- Gov. Jay Inslee announces the state is likely to lift most pandemic restrictions by June 30 and until then, starting May 18, all counties (including four currently in Phase 2) will operate in Phase 3 of the state’s “Healthy Washington” restart plan. He promises a full reopening will occur sooner if the state reaches a 70% threshold of eligible people vaccinated with at least one dose, but cautions that restrictions will not lift if ICU capacity reaches 90%. Statewide, approximately 57% of people 16 and older have received the first dose of a COVID-19 vaccine. In Chelan County, around 60% of people 16 and older have received the first dose of a two-dose vaccine. Around 52% of people 16 and older have received the first dose of a COVID-19 vaccine in Douglas County.
- The state adopts new masking guidelines issued by the U.S. Centers for Disease Control and Prevention, which do not require fully vaccinated individuals to wear a mask in most indoor and outdoor settings. Masks are still required in hospitals, long-term care facilities, doctors' offices, schools and public transportation.

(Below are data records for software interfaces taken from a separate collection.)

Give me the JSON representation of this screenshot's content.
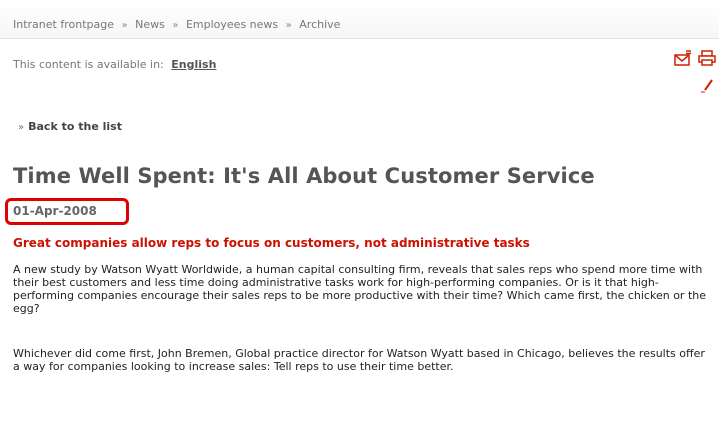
{
  "breadcrumb": {
    "items": [
      "Intranet frontpage",
      "News",
      "Employees news",
      "Archive"
    ],
    "separator": "»"
  },
  "language": {
    "prefix": "This content is available in:",
    "link": "English"
  },
  "tools": {
    "icons": [
      "email-icon",
      "print-icon",
      "edit-icon"
    ]
  },
  "back": {
    "arrow": "»",
    "label": "Back to the list"
  },
  "article": {
    "title": "Time Well Spent: It's All About Customer Service",
    "date": "01-Apr-2008",
    "lead": "Great companies allow reps to focus on customers, not administrative tasks",
    "paragraphs": [
      "A new study by Watson Wyatt Worldwide, a human capital consulting firm, reveals that sales reps who spend more time with their best customers and less time doing administrative tasks work for high-performing companies. Or is it that high-performing companies encourage their sales reps to be more productive with their time? Which came first, the chicken or the egg?",
      "Whichever did come first, John Bremen, Global practice director for Watson Wyatt based in Chicago, believes the results offer a way for companies looking to increase sales: Tell reps to use their time better."
    ]
  },
  "colors": {
    "highlight_box": "#e00000",
    "lead_text": "#cc1100",
    "icon_red": "#cc2200"
  }
}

- The Chelan-Douglas Health District administers Pfizer COVID-19 vaccines for Wenatchee Valley College staff, students and their friends and families at a walk-in clinic at the Jack and Edna Maguire Student Rec Center. Second doses will be available at a second walk-in clinic on June 3.
Friday, May 14

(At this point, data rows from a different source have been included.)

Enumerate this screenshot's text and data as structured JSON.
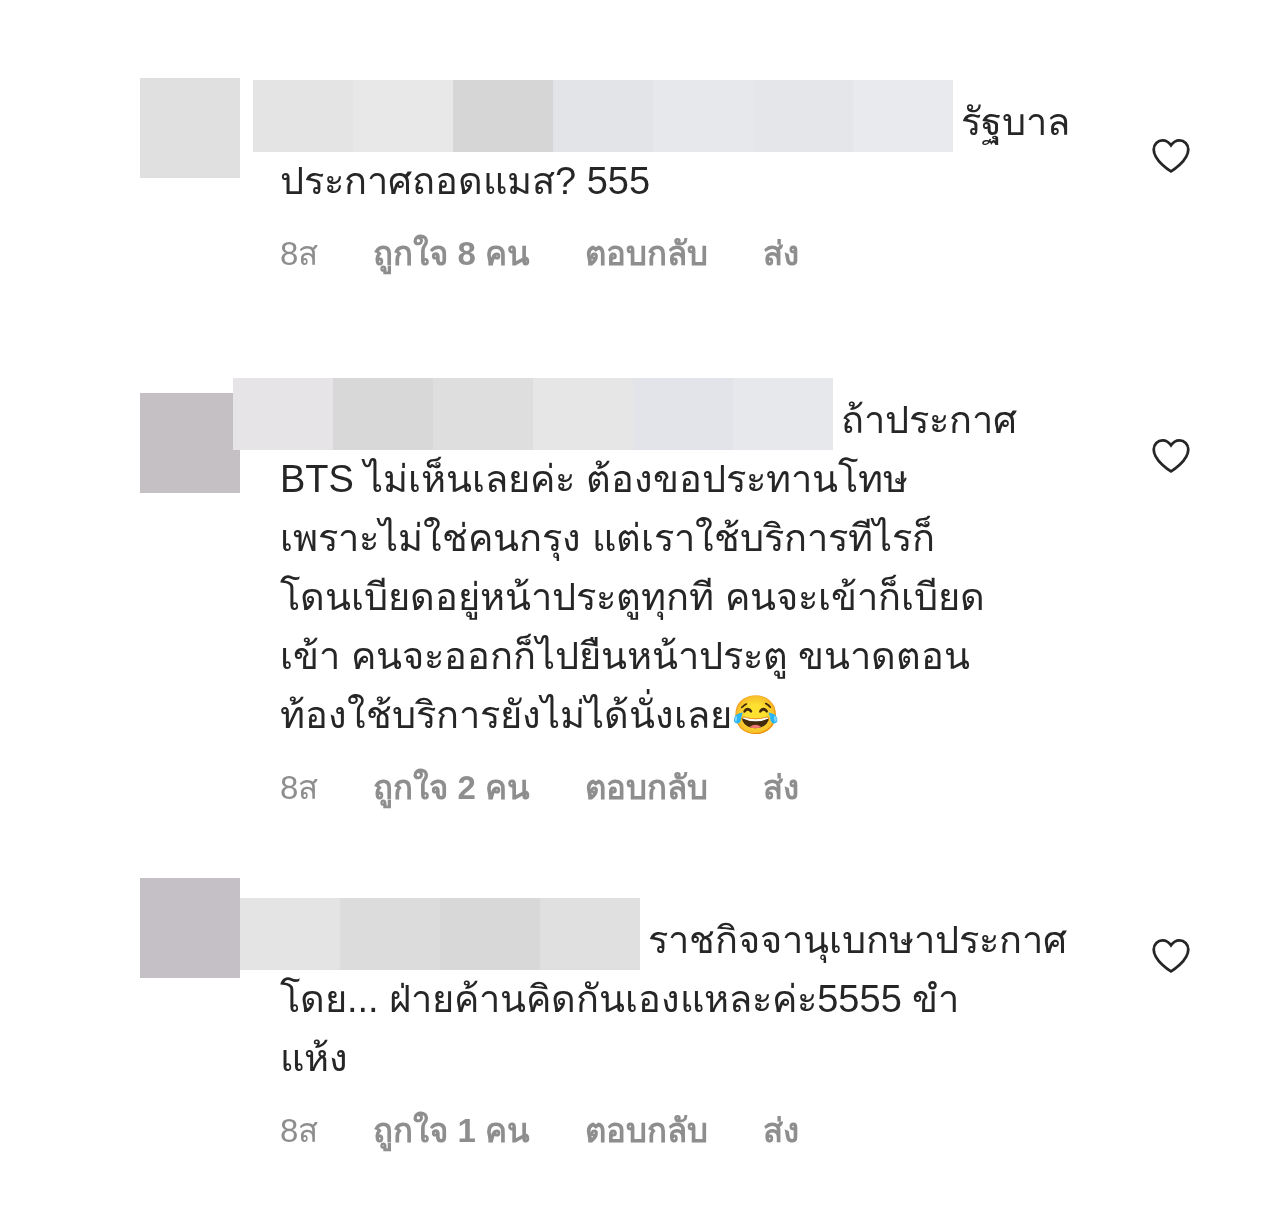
{
  "comments": [
    {
      "first_line": "รัฐบาล",
      "body": "ประกาศถอดแมส? 555",
      "time": "8ส",
      "likes": "ถูกใจ 8 คน",
      "reply": "ตอบกลับ",
      "send": "ส่ง",
      "liked": false
    },
    {
      "first_line": "ถ้าประกาศ",
      "body": "BTS ไม่เห็นเลยค่ะ ต้องขอประทานโทษ\nเพราะไม่ใช่คนกรุง แต่เราใช้บริการทีไรก็\nโดนเบียดอยู่หน้าประตูทุกที คนจะเข้าก็เบียด\nเข้า คนจะออกก็ไปยืนหน้าประตู ขนาดตอน\nท้องใช้บริการยังไม่ได้นั่งเลย😂",
      "time": "8ส",
      "likes": "ถูกใจ 2 คน",
      "reply": "ตอบกลับ",
      "send": "ส่ง",
      "liked": false
    },
    {
      "first_line": "ราชกิจจานุเบกษาประกาศ",
      "body": "โดย... ฝ่ายค้านคิดกันเองแหละค่ะ5555 ขำ\nแห้ง",
      "time": "8ส",
      "likes": "ถูกใจ 1 คน",
      "reply": "ตอบกลับ",
      "send": "ส่ง",
      "liked": false
    }
  ]
}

- Some employers offer paid time off, bonuses and a variety of incentives to their employees to get vaccinated.
- Wenatchee and WestSide high schools plan in-person graduation ceremonies, though attendance is restricted to ticket holders. Wenatchee High School graduation is June 4 at the Wenatchee Apple Bowl. WestSide High School graduation June 8.
- Wenatchee Valley College announces students will have more in-person class options this fall, with COVID-19 vaccinations encouraged, but not required.
- Confluence Health moves its COVID-19 vaccination clinic from Central Washington Hospital to the COVID testing site at 615 N. Emerson Ave. The move is being made as providers at Confluence Health and across the state are seeing a drop in vaccine demand. The site has administered 14,772 first doses and 13,259 second doses as of May 11.
Saturday, May 15
- About 200 students, age 12 and up, accompanied by their parents, get first doses of the Pfizer-BioNTech COVID-19 vaccines at Wenatchee High School. The vaccine clinic was organized by Columbia Valley Community Health in partnership with Wenatchee schools.